Financial advisers need advice too
By John McCrank
TORONTO (Reuters) - Even the all-time greats need help to do their best.
Tiger Woods, arguably the best golfer ever, uses a coach to help improve his swing. Likewise with Roger Federer in tennis.
In the adviser world, coaching hasn't really caught on yet, but it will, says Norm Trainor, chief executive of Covenant Group, which says the advisers it works with typically see their revenue grow by half to triple over one to two years.
"What tends to happen is for advisers who are not continuously learning and growing and investing in their own development, is that they plateau and eventually that plateau leads to a decline," he said.
"It's only a matter of time and so learning is the fundamental centerpiece of professional development and the growth of a financial advisory practice."
Trainor and his group of more than 30 coaches work with advisers in areas like building their businesses, better connecting with clients and succession. They also serve as a general sounding board.
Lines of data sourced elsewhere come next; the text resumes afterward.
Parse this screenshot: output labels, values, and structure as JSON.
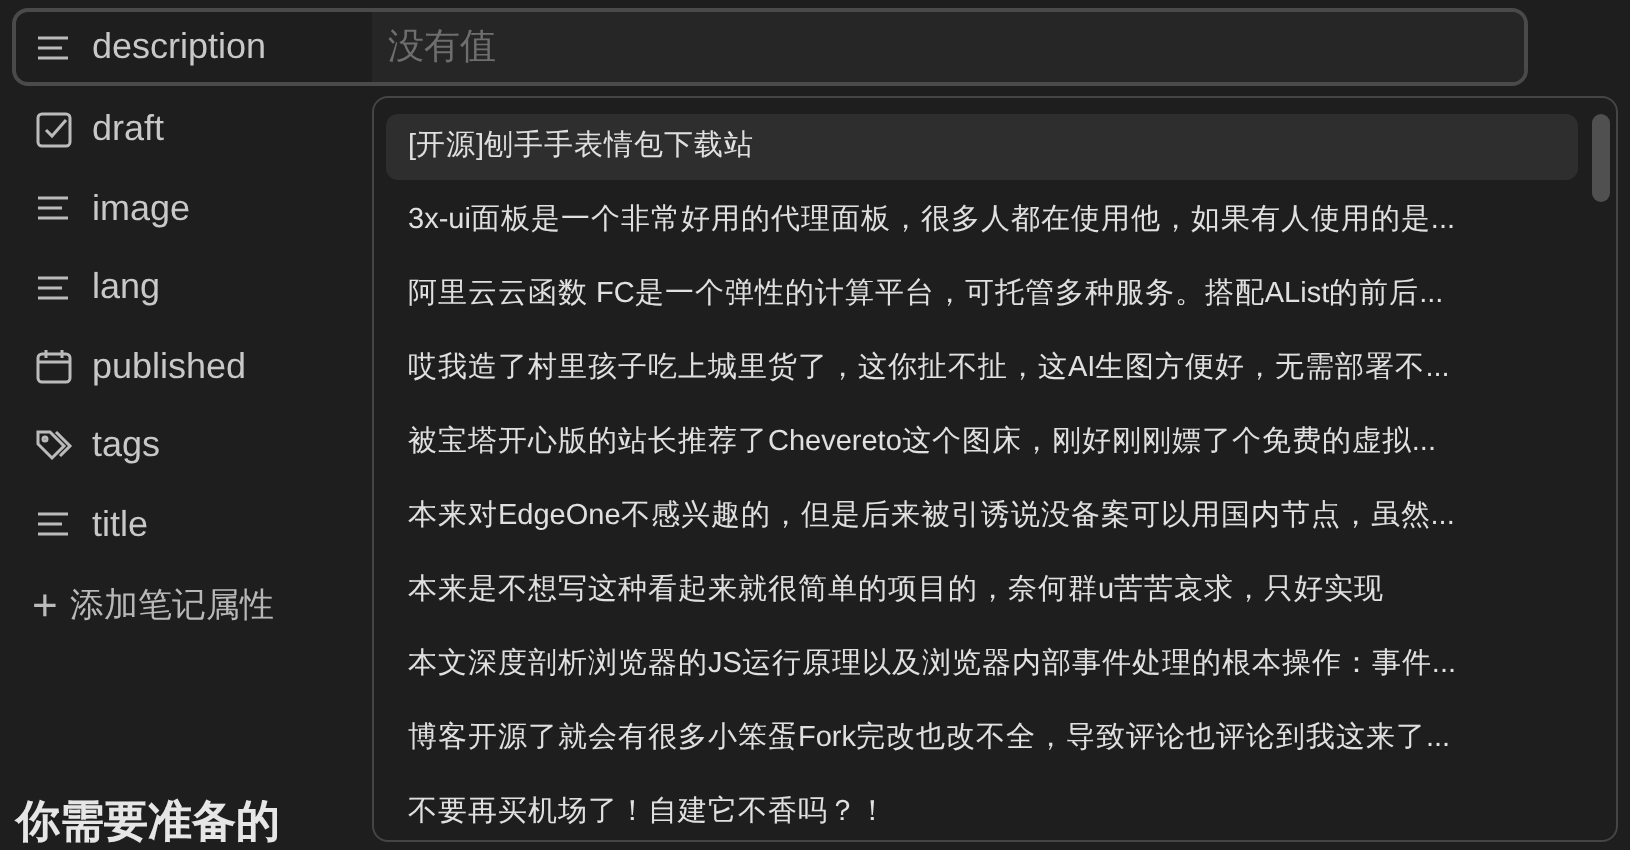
{
  "properties": [
    {
      "name": "description",
      "kind": "text",
      "selected": true,
      "placeholder": "没有值"
    },
    {
      "name": "draft",
      "kind": "checkbox",
      "selected": false
    },
    {
      "name": "image",
      "kind": "text",
      "selected": false
    },
    {
      "name": "lang",
      "kind": "text",
      "selected": false
    },
    {
      "name": "published",
      "kind": "date",
      "selected": false
    },
    {
      "name": "tags",
      "kind": "tags",
      "selected": false
    },
    {
      "name": "title",
      "kind": "text",
      "selected": false
    }
  ],
  "add_property": {
    "icon": "+",
    "label": "添加笔记属性"
  },
  "heading": "你需要准备的",
  "suggestions": [
    {
      "text": "[开源]刨手手表情包下载站",
      "selected": true
    },
    {
      "text": "3x-ui面板是一个非常好用的代理面板，很多人都在使用他，如果有人使用的是...",
      "selected": false
    },
    {
      "text": "阿里云云函数 FC是一个弹性的计算平台，可托管多种服务。搭配AList的前后...",
      "selected": false
    },
    {
      "text": "哎我造了村里孩子吃上城里货了，这你扯不扯，这AI生图方便好，无需部署不...",
      "selected": false
    },
    {
      "text": "被宝塔开心版的站长推荐了Chevereto这个图床，刚好刚刚嫖了个免费的虚拟...",
      "selected": false
    },
    {
      "text": "本来对EdgeOne不感兴趣的，但是后来被引诱说没备案可以用国内节点，虽然...",
      "selected": false
    },
    {
      "text": "本来是不想写这种看起来就很简单的项目的，奈何群u苦苦哀求，只好实现",
      "selected": false
    },
    {
      "text": "本文深度剖析浏览器的JS运行原理以及浏览器内部事件处理的根本操作：事件...",
      "selected": false
    },
    {
      "text": "博客开源了就会有很多小笨蛋Fork完改也改不全，导致评论也评论到我这来了...",
      "selected": false
    },
    {
      "text": "不要再买机场了！自建它不香吗？！",
      "selected": false
    }
  ]
}
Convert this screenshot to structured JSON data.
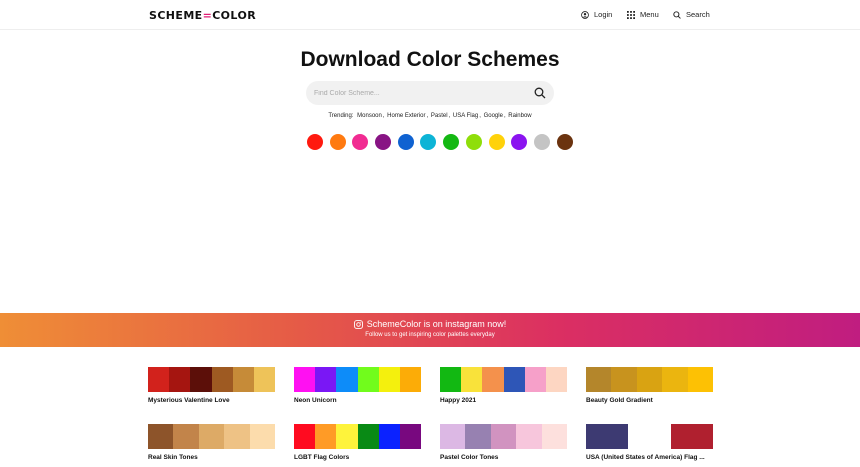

David Sung, president of Nicola Wealth Management in Vancouver, is a client of Covenant.
He said his group of advisers are very strong technically -- well educated and knowledgeable about investments. Continued...